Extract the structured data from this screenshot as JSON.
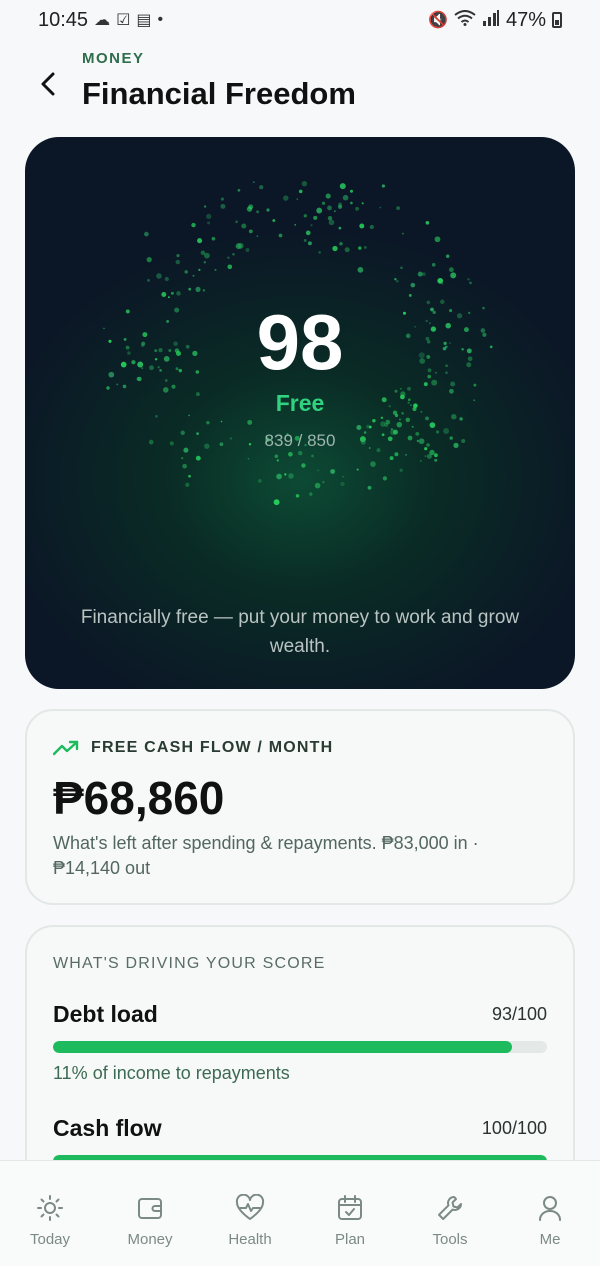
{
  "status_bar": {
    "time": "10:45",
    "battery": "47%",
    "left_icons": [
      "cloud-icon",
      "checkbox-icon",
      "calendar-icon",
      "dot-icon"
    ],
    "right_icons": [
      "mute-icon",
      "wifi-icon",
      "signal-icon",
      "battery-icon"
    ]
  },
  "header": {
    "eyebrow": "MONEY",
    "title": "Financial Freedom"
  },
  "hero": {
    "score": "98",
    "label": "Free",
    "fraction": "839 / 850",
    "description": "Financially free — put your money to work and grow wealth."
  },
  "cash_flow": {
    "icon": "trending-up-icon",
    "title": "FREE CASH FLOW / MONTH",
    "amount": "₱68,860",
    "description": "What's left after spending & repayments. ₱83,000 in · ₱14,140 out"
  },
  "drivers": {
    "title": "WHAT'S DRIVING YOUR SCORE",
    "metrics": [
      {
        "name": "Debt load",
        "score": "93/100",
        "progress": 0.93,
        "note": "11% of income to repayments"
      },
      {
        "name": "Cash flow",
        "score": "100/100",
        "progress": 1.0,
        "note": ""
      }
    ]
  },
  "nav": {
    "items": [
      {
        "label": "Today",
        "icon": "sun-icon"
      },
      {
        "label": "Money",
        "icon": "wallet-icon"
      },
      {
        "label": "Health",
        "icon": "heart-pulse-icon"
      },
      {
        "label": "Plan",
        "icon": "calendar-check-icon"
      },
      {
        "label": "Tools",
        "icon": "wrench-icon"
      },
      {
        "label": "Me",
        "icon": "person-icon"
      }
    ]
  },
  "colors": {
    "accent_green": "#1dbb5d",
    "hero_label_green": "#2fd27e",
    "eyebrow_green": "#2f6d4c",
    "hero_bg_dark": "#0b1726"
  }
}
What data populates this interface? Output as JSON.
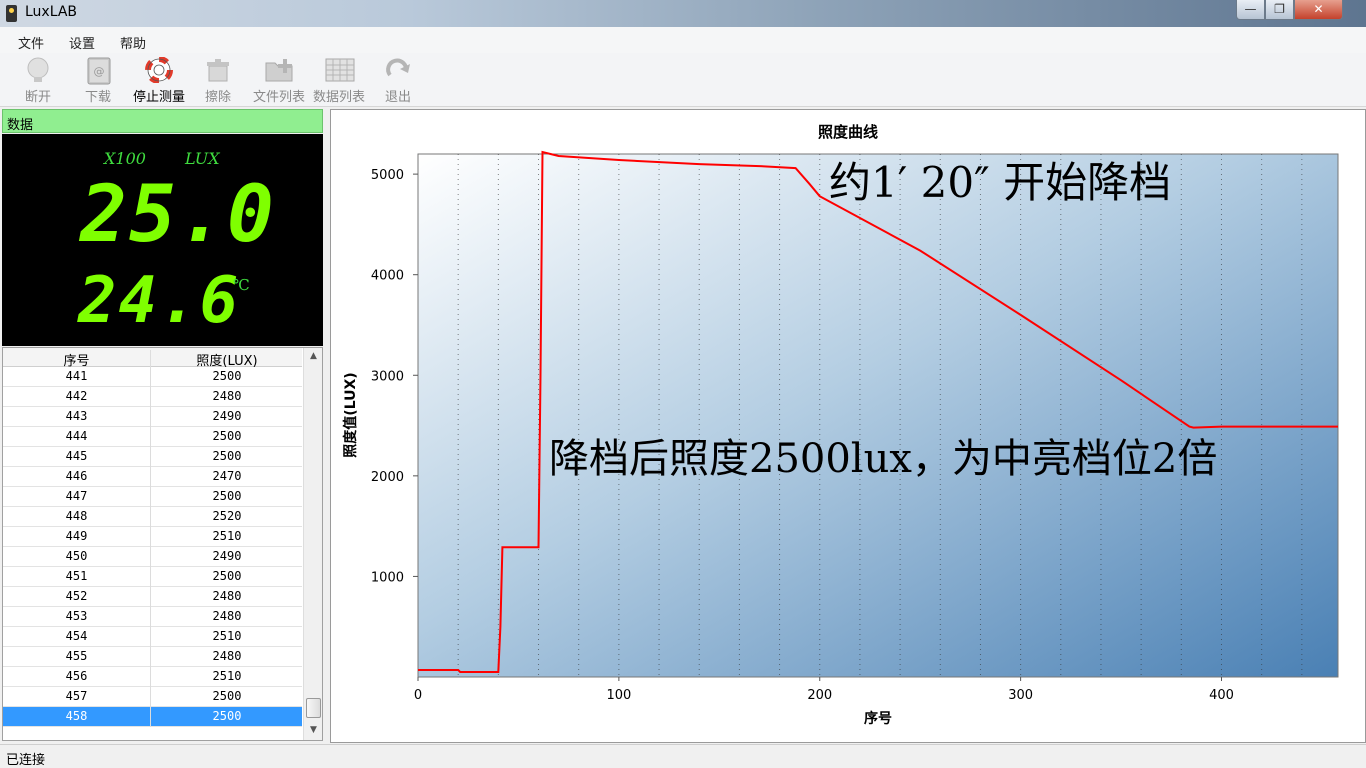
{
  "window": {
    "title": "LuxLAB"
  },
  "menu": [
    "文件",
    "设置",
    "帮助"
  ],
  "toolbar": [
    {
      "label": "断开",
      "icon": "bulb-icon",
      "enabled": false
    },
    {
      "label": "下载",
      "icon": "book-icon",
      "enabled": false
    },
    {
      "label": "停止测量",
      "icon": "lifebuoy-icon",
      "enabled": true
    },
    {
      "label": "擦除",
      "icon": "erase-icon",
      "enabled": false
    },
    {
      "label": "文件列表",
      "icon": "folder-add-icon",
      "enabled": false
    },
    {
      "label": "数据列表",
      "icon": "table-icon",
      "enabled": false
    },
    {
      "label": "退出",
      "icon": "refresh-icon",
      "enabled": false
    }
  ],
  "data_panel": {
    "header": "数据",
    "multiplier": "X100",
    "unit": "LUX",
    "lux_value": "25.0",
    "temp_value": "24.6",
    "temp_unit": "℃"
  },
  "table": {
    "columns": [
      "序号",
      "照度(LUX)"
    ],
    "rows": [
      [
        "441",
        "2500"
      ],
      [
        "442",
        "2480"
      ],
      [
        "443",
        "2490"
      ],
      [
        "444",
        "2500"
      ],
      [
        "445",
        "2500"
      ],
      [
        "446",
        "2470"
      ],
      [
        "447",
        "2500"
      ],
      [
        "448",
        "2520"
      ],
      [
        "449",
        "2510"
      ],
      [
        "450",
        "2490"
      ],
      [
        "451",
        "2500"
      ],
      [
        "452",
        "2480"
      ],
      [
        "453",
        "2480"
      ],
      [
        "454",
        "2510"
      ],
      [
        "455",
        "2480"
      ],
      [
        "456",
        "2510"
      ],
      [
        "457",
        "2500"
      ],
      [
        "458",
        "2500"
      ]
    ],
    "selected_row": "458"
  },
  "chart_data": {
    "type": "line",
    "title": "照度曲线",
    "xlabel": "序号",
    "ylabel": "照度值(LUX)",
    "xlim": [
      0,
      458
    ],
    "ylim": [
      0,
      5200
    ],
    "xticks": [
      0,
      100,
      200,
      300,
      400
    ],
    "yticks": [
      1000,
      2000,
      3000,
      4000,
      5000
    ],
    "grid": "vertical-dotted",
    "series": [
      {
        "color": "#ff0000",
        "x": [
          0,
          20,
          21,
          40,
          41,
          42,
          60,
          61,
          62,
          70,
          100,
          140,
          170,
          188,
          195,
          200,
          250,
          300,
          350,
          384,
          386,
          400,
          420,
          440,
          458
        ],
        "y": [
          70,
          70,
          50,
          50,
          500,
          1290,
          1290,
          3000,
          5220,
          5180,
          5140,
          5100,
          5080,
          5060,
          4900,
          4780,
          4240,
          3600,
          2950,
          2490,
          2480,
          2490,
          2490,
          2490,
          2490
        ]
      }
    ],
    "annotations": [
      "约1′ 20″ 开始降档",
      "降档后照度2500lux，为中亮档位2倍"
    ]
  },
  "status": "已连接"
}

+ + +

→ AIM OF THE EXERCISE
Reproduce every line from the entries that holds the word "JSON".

→ COMPLETED TASK
Extract the structured data from this screenshot as JSON.
What data populates this interface? Output as JSON.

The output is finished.